Lipids are any complex chain of hydrocarbons that may or may not contain additional functional groups. Some common classes of lipids are fatty acids and triglycerides, waxes, terpenes and steroids; examples of which are shown in Figure 1.
Most lipids usually consist of a long hydrophilic tail coupled to a polar head group that undergoes reactions to elongate or shorted the hydrophobic tail. We will cover some common organic chemistry reactions with each of these classes of lipids.
Complex Lipids – Fatty acids and Triglycerides
Complex lipids are capable of undergoing hydrolysis reactions. The basic unit of a complex lipids are fatty acids, which are made up of a hydrophobic tail coupled to a carboxylic acid head group (Figure 2). The length of the carbon chain denotes the lipid name. In addition, the number of double bonds, or degree of unsaturation, also influences the name. In biology, naturally occurring double bonds will always be found in the cis- configuration.
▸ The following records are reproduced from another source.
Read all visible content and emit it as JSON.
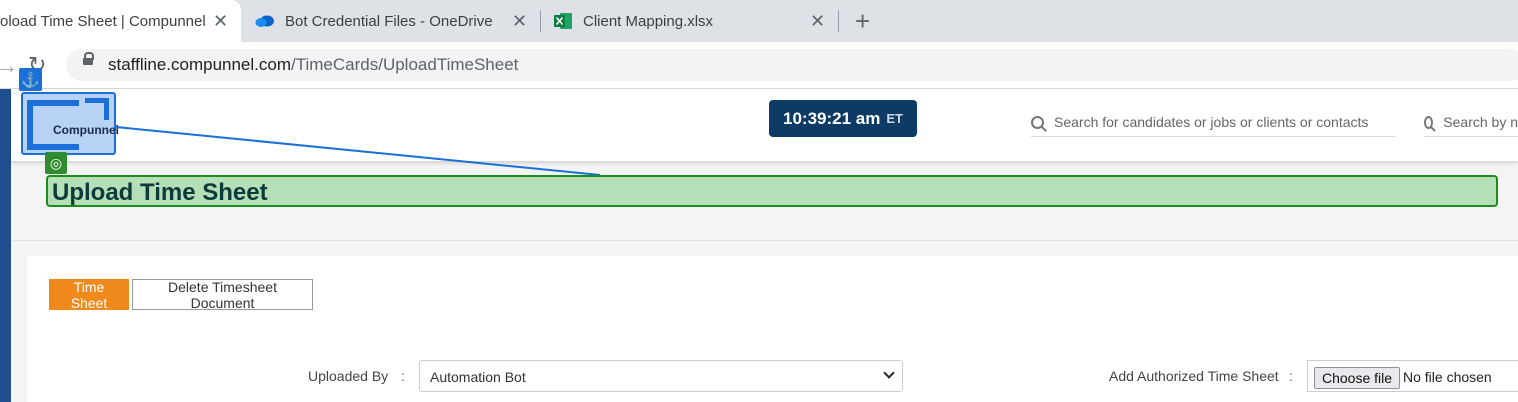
{
  "browser": {
    "tabs": [
      {
        "title": "oload Time Sheet | Compunnel",
        "active": true
      },
      {
        "title": "Bot Credential Files - OneDrive",
        "icon": "onedrive-cloud-icon"
      },
      {
        "title": "Client Mapping.xlsx",
        "icon": "excel-icon"
      }
    ],
    "tab_close": "✕",
    "new_tab": "+",
    "url_host": "staffline.compunnel.com",
    "url_path": "/TimeCards/UploadTimeSheet"
  },
  "header": {
    "logo_text": "Compunnel",
    "clock_time": "10:39:21 am",
    "clock_tz": "ET",
    "search1_placeholder": "Search for candidates or jobs or clients or contacts",
    "search2_placeholder": "Search by n"
  },
  "annotations": {
    "anchor_glyph": "⚓",
    "target_glyph": "◎"
  },
  "page": {
    "title": "Upload Time Sheet",
    "buttons": {
      "time_sheet": "Time Sheet",
      "delete_doc": "Delete Timesheet Document"
    },
    "form": {
      "uploaded_by_label": "Uploaded By",
      "colon": ":",
      "uploaded_by_value": "Automation Bot",
      "add_auth_label": "Add Authorized Time Sheet",
      "choose_file": "Choose file",
      "no_file": "No file chosen"
    }
  },
  "colors": {
    "accent_orange": "#f0891b",
    "clock_bg": "#0d3b66",
    "anchor_blue": "#1a6fd8",
    "target_green": "#1e8c1e"
  }
}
Hydrogenation of alkene groups to alkanes occurs at high temperatures, such as in deep fryers for cooking, and this side reaction leads to the isomerization of the double bond to the trans- conformation, hence trans-fatty acids. These lipids are toxic in high quantities because they are unable to be metabolized by the cell, thus accumulating and undergoing oxidation reactions over time and theorized to promote inflammation and metabolic diseases. Coupling of a fatty acids to the alcohol groups of glycerol forms the complex lipid, triglyceride (Figure 2). This reaction occurs enzymatically in the cell but closely resembles the mechanism found in acid-catalyzed Fisher Esterification.
Simple Lipids – Sterols
Steroids are an integral part of cellular biology but are classified as simple lipids because they cannot be hydrolyzed (i.e. they do not have reactive carbonyl or carboxyl groups). A lipid molecule having a tetracyclic shape in the arrangement similar to cholesterol is classified as a sterol. Cholesterol serves as the building block of all steroids and substitution, addition and elimination of functional groups derives the variety of steroids found in the body. Cholesterol is synthesized from the 5 carbon lipid molecule isopentenyl phosphate. Condensation of isopentenyl phosphate forms geranyl phosphate (10C) and farnesyl phosphate (15C) in a reaction mechanism that involves allylic carbocation and tertiary carbocation intermediates (Figure 3). Condensation of two farnesyl phosphate molecules forms the 30 carbon intermediate squalene, which in several steps is converted to cholesterol. Two important examples of steroids are the sex hormones found in humans, estradiol and testosterone, which regulate a wide range of biological functions.